Maduro rival Guaido claims Venezuela presidency with U.S. backing
January 24, 2019 12:00 PM NPT
Photo Courtesy: Agencies
CARACAS, Jan 24: Venezuelan opposition leader Juan Guaido declared himself interim president on Wednesday, winning the backing of Washington and many Latin American nations and prompting socialist Nicolas Maduro, who has led the oil-rich nation since 2013, to break relations with the United States.
U.S. President Donald Trump formally recognized Guaido shortly after his announcement and praised his plan to hold elections. That was swiftly followed by similar statements from Canada and a slew of right-leaning Latin American governments, including Venezuela’s neighbors Brazil and Colombia.
At a rally in the east of the capital Caracas that drew hundreds of thousands of Venezuelans, Guaido accused Maduro of usurping power. He promised to create a transitional government that would help the country escape its hyperinflationary economic collapse.

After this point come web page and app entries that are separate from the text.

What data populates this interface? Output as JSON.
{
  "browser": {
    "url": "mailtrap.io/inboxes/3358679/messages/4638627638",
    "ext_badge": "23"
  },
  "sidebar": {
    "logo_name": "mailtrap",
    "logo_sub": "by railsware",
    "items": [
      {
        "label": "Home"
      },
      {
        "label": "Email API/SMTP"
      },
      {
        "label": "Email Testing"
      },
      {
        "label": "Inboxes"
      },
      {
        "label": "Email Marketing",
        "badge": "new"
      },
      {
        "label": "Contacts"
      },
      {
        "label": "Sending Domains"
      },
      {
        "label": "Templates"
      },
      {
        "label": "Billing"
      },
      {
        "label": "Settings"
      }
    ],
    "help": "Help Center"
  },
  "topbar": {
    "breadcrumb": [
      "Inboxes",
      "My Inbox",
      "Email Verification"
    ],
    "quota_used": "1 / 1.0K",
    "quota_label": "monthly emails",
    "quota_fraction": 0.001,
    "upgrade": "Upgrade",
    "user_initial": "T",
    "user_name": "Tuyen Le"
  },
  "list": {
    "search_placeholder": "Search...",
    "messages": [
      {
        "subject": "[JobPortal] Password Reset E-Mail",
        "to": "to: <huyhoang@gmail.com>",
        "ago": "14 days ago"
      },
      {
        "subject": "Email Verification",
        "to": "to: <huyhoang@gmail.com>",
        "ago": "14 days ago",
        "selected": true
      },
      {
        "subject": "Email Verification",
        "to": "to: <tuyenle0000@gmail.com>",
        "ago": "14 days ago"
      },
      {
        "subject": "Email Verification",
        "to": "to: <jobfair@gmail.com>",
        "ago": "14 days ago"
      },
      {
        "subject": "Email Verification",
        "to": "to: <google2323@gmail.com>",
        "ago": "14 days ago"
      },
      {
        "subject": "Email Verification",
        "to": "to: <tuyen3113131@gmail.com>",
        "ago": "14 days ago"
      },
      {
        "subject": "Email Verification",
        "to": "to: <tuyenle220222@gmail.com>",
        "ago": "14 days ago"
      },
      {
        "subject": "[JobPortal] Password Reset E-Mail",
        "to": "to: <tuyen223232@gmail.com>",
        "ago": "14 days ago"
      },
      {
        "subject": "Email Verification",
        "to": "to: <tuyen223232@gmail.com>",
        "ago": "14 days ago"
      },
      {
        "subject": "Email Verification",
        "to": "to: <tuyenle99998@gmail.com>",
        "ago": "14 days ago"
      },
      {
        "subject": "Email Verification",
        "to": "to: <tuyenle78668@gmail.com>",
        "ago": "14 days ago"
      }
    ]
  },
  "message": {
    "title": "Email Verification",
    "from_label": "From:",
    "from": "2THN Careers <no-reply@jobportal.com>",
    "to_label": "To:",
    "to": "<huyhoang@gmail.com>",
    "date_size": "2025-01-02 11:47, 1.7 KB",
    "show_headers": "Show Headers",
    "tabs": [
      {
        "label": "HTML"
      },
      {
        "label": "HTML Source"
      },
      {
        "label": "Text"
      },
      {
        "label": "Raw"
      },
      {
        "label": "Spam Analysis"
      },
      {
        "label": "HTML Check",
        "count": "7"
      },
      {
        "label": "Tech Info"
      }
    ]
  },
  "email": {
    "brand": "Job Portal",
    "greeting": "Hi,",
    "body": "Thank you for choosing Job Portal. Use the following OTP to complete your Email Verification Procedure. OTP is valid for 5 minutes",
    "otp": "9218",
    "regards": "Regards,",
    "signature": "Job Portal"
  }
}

“I swear to assume all the powers of the presidency to secure an end to the usurpation,” 35-year old Guaido, the head of the opposition-run congress, told an exuberant crowd.
Guaido’s declaration takes Venezuela into uncharted territory, with the possibility of the opposition now running a parallel government recognized abroad as legitimate but without control over state functions.
In a televised broadcast from the presidential palace, Maduro accused the opposition of seeking to stage a coup with the support of the United States, which he said was seeking to govern Venezuela from Washington.
“We’ve had enough interventionism, here we have dignity, damn it! Here is a people willing to defend this land,” said Maduro, flanked by top Socialist Party leaders.
Any change of government will rest on a shift in allegiance within the armed forces. So far, they have stood by Maduro through two waves of street protests and a steady dismantling of democratic institutions.
U.S. Secretary of State Mike Pompeo called on the Venezuelan military to protect “the welfare and well-being of all Venezuelan citizens,” along with U.S. citizens in Venezuela. Pompeo said the United States would take “appropriate actions” against anyone who endangered the safety of U.S. personnel.
The United States would conduct its diplomatic relations with Venezuela through “the government of interim President Guaido,” he said.
Defense Minister Vladimir Padrino said on Wednesday that the armed forces did not recognize a self-proclaimed president “imposed by shadowy interests ... outside the law.” Military top brass indicated their continued support for Maduro in tweets.